## The problem
Return each line in the records below that includes "Cooking".

** Opening Data for review block **

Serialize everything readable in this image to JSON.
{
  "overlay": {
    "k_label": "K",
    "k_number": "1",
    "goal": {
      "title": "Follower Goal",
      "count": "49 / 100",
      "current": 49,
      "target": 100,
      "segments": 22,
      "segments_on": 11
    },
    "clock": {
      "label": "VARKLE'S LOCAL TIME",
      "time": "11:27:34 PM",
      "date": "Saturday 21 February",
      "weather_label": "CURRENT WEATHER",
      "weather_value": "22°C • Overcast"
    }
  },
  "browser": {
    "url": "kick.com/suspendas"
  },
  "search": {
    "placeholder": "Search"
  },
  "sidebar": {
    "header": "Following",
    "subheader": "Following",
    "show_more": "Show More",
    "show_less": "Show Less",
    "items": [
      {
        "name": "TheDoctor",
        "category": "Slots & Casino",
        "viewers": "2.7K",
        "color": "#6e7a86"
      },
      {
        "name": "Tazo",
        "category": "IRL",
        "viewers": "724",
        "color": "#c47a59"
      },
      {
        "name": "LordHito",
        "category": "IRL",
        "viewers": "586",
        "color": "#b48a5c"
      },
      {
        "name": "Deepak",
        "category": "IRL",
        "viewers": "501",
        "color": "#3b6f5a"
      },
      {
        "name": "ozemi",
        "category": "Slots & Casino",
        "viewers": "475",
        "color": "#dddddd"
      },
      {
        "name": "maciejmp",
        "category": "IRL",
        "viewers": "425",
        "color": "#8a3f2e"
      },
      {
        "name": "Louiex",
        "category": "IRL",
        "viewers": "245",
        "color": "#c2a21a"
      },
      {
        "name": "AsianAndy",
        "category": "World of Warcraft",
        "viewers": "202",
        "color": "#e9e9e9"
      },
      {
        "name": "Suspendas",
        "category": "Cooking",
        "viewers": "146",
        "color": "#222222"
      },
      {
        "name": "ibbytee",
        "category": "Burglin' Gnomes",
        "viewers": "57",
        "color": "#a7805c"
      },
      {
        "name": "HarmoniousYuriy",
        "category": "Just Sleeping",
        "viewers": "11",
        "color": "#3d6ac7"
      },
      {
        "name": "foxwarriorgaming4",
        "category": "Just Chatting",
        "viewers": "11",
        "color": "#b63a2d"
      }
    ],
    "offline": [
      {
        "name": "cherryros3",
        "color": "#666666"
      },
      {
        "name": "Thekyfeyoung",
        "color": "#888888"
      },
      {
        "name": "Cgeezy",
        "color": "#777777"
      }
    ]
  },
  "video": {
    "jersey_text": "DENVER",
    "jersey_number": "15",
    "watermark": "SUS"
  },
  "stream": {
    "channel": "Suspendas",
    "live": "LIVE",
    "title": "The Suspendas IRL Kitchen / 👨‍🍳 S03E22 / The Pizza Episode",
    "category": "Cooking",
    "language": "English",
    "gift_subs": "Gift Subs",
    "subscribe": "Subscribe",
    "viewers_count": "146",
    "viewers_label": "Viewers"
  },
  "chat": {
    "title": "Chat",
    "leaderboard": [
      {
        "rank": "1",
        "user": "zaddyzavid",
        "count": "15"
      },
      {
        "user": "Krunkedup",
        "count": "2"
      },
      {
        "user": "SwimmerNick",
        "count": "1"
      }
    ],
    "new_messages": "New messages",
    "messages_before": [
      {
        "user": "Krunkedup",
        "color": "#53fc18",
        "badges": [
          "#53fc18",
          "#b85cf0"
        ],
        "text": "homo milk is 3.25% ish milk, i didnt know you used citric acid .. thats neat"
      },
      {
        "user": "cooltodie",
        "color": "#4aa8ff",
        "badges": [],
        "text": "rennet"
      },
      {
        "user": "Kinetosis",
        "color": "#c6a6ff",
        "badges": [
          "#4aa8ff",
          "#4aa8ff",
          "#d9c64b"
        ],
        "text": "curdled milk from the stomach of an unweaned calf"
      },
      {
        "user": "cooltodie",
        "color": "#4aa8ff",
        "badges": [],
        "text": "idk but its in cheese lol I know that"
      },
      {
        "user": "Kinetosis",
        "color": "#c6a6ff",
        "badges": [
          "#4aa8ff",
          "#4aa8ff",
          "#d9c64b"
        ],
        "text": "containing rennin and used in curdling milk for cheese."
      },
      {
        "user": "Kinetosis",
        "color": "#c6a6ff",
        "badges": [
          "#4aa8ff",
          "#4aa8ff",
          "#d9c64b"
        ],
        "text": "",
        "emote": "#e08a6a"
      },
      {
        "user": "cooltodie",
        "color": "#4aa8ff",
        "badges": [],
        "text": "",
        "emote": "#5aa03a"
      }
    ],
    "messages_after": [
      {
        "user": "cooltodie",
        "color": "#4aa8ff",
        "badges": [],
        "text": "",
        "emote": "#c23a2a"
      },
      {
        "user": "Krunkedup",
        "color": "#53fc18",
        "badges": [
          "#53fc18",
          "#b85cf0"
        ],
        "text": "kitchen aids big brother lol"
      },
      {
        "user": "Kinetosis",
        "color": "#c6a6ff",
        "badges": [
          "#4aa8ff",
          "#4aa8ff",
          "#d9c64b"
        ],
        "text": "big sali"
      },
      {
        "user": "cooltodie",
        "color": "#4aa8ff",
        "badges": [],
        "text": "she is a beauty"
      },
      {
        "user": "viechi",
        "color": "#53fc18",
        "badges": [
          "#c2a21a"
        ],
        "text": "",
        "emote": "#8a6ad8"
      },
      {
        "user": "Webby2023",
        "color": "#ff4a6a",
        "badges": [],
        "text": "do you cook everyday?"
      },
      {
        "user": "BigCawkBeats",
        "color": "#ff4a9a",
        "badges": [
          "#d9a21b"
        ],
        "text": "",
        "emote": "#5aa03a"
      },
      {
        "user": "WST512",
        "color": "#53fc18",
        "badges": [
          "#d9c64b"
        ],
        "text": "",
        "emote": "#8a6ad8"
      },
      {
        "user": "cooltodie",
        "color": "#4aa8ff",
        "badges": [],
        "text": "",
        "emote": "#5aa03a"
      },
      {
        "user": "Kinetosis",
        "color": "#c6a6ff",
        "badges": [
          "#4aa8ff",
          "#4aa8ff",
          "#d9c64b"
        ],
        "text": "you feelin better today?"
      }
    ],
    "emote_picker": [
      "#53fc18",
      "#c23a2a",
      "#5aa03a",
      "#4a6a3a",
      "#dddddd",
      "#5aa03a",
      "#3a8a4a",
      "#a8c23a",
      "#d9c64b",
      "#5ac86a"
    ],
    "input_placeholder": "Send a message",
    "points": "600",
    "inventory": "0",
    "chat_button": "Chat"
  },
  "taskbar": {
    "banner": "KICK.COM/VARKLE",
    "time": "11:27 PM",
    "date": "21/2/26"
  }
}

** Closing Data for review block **

## Solution for this exercise
        "category": "Cooking",
    "category": "Cooking",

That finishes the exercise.